Those in favor of streamlining the FDA review process may embrace such an idea, especially if it can offer an alternative to the supplement process.
Allen said the supplement process should remain the primary method of incorporating new efficacy data, but indicated that at the end of a drug’s patent life, that may no longer be possible. He said another mechanism where high-quality clinical experience data can be used to update a label may be advantageous.
This move could help create more competition in the marketplace, especially if additional uses for generics could be approved faster so they could move into a market with little or no competition. Republicans have argued for more generic competition to help bring down drug prices. (Also see “Complex Generics: Gottlieb Eyes FDA Policy Changes To Speed Approvals” – Pink Sheet, 5 Apr, 2017.)
President Trump has argued for a streamlined approval process (Also see “Trump Slams FDA Regulations In Joint Session Of Congress” – Pink Sheet, 28 Feb, 2017.) and FDA Commissioner nominee Scott Gottlieb also has ideas for speeding up the review process. (Also see “Gottlieb’s FDA: Specialized Groups Could Create Review Consistency, Speed” – Pink Sheet, 23 Mar, 2017.)
But there inevitably also will be questions about whether FDA has the resources to handle such a job. And there likely will be few answers in the current budget climate.
The Office of Management and Budget has lifted Trump’s federal hiring freeze, but still wants federal agencies to create long-term workforce reduction plans. (Also see “A Hiring Freeze By A Different Name: OMB Wants Agency ‘Workforce Reduction’ Plans” – Pink Sheet, 12 Apr, 2017.) FDA already has trouble filling its existing vacancies. (Also see “The Freeze Thaws: US FDA Allowed To Hire Staff For Cures, User Fee Activity” – Pink Sheet, 22 Mar, 2017.)
One Of The Off-Label Answers?
While not the ultimate solution, Allen said updating labels outside the supplement process also could help deal with concerns about off-label communications.
Particular off-label uses, if supported by high-quality evidence, could more easily move to the label and alleviate the necessity to police discussions of them, he said.
It could address FDA opposition to expanding communications about off-label use.
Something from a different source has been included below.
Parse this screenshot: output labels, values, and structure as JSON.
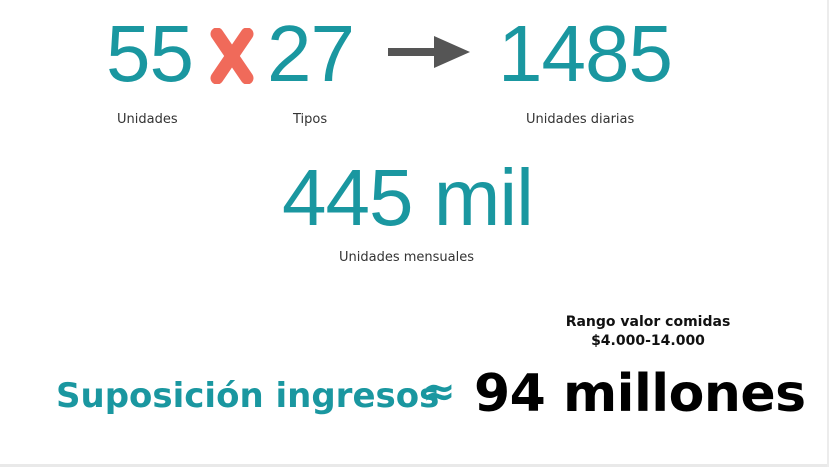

Once on the label, the sponsor is allowed to actively market the use.
In the wake of recent court rulings, FDA has been adjusting its off-label communications policies.
The agency said in January that there are three factors in determining when communication about a product is consistent with labeling. (Also see “Off-Label Communication: When Does It Align With Approved Labeling?” – Pink Sheet, 17 Jan, 2017.) FDA also issued guidance on talking with payers about health care economic information. (Also see “Industry Communications With Payors: US FDA Okays Info On Investigational Drugs” – Pink Sheet, 19 Jan, 2017.)
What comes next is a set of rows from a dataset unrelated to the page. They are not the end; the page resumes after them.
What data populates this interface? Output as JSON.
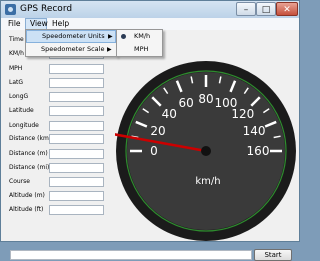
{
  "window": {
    "title": "GPS Record"
  },
  "titlebar_buttons": {
    "minimize": "–",
    "maximize": "□",
    "close": "✕"
  },
  "menubar": {
    "file": "File",
    "view": "View",
    "help": "Help"
  },
  "view_menu": {
    "items": [
      {
        "label": "Speedometer Units"
      },
      {
        "label": "Speedometer Scale"
      }
    ],
    "arrow": "▶"
  },
  "units_submenu": {
    "items": [
      {
        "label": "KM/h",
        "checked": true
      },
      {
        "label": "MPH",
        "checked": false
      }
    ]
  },
  "fields": [
    {
      "label": "Time",
      "value": ""
    },
    {
      "label": "KM/h",
      "value": ""
    },
    {
      "label": "MPH",
      "value": ""
    },
    {
      "label": "LatG",
      "value": ""
    },
    {
      "label": "LongG",
      "value": ""
    },
    {
      "label": "Latitude",
      "value": ""
    },
    {
      "label": "Longitude",
      "value": ""
    },
    {
      "label": "Distance (km)",
      "value": ""
    },
    {
      "label": "Distance (m)",
      "value": ""
    },
    {
      "label": "Distance (mi)",
      "value": ""
    },
    {
      "label": "Course",
      "value": ""
    },
    {
      "label": "Altitude (m)",
      "value": ""
    },
    {
      "label": "Altitude (ft)",
      "value": ""
    }
  ],
  "speedometer": {
    "unit_label": "km/h",
    "tick_labels": [
      "0",
      "20",
      "40",
      "60",
      "80",
      "100",
      "120",
      "140",
      "160"
    ],
    "min": 0,
    "max": 160,
    "needle_value": 0,
    "colors": {
      "face": "#3a3a3a",
      "bezel": "#1b1b1b",
      "ring": "#2e8b2e",
      "ticks": "#ffffff",
      "needle": "#cc0000"
    }
  },
  "status_bar": {
    "text": ""
  },
  "start_button": {
    "label": "Start"
  }
}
But a number of questions remain from industry. (Also see “Off-Label Wish List: Industry Groups Want US FDA’s Guidances To Do More” – Pink Sheet, 8 Mar, 2017.)